- Aim of the task:
Copy out each line of the data that holds the string "Compare".

____________________

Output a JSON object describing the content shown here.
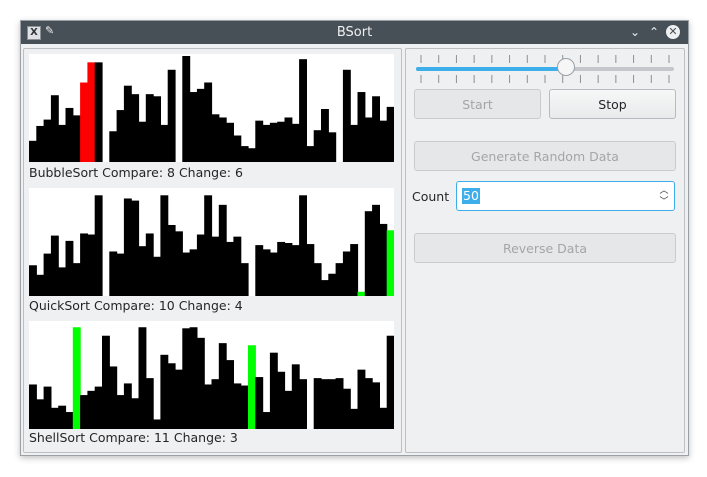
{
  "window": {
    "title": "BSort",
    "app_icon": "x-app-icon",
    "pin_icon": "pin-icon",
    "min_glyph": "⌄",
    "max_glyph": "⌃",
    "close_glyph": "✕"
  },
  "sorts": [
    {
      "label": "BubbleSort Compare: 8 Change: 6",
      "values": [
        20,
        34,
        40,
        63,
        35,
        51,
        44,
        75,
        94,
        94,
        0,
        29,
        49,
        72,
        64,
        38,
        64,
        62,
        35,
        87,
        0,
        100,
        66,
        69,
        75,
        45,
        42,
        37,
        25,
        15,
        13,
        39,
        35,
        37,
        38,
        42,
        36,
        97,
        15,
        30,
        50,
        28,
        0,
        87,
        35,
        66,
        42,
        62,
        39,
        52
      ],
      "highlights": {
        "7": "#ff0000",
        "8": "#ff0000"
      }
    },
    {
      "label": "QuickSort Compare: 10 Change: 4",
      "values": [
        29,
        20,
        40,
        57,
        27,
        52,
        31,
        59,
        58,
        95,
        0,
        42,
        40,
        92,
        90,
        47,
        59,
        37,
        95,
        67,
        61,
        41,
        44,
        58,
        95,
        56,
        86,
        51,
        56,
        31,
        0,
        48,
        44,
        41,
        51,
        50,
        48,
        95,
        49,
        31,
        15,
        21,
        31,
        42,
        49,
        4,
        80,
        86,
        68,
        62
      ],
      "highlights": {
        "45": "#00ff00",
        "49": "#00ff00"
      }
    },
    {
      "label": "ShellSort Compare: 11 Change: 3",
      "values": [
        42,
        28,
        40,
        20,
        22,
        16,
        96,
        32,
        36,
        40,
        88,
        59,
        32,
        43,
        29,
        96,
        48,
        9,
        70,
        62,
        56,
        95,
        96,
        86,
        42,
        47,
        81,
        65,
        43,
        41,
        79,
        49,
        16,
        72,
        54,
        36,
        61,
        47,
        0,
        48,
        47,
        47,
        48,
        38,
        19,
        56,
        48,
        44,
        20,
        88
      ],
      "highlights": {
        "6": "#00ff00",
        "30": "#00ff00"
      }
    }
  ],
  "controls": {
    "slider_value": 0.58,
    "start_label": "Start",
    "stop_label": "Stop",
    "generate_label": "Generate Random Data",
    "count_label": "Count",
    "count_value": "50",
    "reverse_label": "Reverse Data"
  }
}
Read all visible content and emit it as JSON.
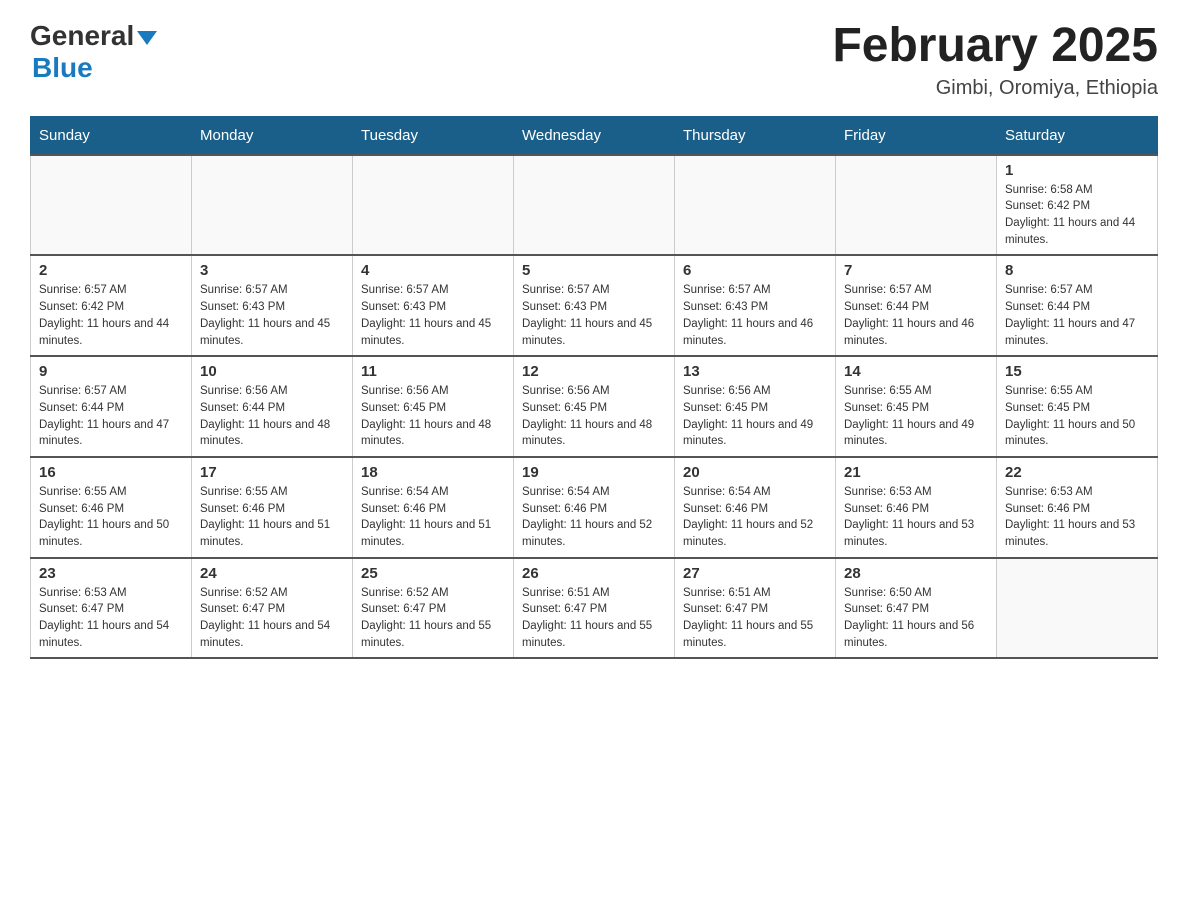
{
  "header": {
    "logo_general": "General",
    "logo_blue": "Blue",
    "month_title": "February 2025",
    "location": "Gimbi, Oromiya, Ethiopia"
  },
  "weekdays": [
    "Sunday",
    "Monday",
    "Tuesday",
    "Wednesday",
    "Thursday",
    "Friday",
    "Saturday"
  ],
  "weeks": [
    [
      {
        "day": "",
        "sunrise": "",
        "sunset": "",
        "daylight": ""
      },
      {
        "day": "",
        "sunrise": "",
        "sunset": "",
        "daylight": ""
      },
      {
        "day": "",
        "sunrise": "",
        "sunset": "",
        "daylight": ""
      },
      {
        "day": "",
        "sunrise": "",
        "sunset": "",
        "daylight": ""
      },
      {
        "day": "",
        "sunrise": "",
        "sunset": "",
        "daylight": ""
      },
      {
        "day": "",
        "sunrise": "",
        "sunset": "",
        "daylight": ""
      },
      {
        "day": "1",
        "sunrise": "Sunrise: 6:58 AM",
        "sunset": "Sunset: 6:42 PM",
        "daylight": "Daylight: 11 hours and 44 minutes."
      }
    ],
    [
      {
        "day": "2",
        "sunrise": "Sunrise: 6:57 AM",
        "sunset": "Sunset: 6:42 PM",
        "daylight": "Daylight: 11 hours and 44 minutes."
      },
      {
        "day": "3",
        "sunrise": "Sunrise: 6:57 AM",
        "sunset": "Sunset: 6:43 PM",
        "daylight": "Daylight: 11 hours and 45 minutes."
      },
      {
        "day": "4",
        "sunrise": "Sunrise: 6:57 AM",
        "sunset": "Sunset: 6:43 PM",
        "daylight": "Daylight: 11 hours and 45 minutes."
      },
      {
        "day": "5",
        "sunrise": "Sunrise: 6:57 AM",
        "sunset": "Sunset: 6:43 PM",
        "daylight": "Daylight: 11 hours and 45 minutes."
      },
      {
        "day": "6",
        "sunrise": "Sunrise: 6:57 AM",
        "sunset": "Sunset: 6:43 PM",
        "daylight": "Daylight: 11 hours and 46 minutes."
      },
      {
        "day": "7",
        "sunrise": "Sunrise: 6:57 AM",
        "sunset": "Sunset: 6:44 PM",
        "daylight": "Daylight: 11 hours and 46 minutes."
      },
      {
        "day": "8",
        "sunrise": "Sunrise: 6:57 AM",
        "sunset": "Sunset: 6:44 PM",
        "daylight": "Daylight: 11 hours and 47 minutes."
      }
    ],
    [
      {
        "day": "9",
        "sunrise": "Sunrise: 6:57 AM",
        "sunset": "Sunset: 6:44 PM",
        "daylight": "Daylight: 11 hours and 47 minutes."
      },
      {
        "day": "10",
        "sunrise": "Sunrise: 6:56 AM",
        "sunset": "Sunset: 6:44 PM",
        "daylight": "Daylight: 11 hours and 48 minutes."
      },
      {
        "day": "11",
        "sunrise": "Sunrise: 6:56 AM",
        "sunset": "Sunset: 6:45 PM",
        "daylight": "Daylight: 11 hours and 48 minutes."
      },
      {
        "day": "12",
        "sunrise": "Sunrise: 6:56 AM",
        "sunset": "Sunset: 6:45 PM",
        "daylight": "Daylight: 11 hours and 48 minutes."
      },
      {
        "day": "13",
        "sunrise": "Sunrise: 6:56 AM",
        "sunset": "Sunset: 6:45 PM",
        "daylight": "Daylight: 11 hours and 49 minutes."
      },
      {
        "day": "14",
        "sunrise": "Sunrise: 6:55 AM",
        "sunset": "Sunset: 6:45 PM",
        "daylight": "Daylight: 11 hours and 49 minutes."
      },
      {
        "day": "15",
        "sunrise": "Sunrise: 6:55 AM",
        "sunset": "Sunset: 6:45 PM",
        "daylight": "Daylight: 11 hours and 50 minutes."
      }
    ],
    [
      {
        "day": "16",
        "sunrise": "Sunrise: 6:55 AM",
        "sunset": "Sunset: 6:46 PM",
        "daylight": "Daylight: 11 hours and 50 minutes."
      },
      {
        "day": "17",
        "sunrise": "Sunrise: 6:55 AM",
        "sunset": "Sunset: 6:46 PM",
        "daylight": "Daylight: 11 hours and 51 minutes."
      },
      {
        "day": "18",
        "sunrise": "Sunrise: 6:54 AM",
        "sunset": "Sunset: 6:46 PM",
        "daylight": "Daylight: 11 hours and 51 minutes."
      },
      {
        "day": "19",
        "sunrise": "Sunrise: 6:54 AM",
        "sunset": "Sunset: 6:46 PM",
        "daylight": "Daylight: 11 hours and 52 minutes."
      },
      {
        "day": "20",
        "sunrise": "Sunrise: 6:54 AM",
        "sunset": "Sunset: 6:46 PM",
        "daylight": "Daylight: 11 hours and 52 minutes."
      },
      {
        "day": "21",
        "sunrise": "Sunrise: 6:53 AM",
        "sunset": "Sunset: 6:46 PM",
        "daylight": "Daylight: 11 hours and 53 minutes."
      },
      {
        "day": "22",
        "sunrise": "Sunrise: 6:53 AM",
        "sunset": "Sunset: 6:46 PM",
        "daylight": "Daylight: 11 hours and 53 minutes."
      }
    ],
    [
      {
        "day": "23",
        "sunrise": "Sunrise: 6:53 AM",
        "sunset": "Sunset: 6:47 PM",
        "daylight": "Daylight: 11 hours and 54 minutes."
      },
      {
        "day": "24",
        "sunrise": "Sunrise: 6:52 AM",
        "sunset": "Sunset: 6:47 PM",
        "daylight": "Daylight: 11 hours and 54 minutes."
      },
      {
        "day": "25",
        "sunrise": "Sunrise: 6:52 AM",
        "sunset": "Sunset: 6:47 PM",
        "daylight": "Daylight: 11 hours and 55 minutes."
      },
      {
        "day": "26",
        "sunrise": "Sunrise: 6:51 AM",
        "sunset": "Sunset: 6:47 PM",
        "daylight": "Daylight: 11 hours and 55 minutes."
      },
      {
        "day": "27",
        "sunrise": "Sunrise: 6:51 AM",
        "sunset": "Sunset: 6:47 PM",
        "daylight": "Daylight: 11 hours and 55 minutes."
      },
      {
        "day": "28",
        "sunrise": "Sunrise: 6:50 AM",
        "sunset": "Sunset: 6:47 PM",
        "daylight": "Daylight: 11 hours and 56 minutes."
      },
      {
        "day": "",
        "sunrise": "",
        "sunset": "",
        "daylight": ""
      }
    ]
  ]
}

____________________

- Problem solution:
      "label": "BubbleSort Compare: 8 Change: 6",
      "label": "QuickSort Compare: 10 Change: 4",
      "label": "ShellSort Compare: 11 Change: 3",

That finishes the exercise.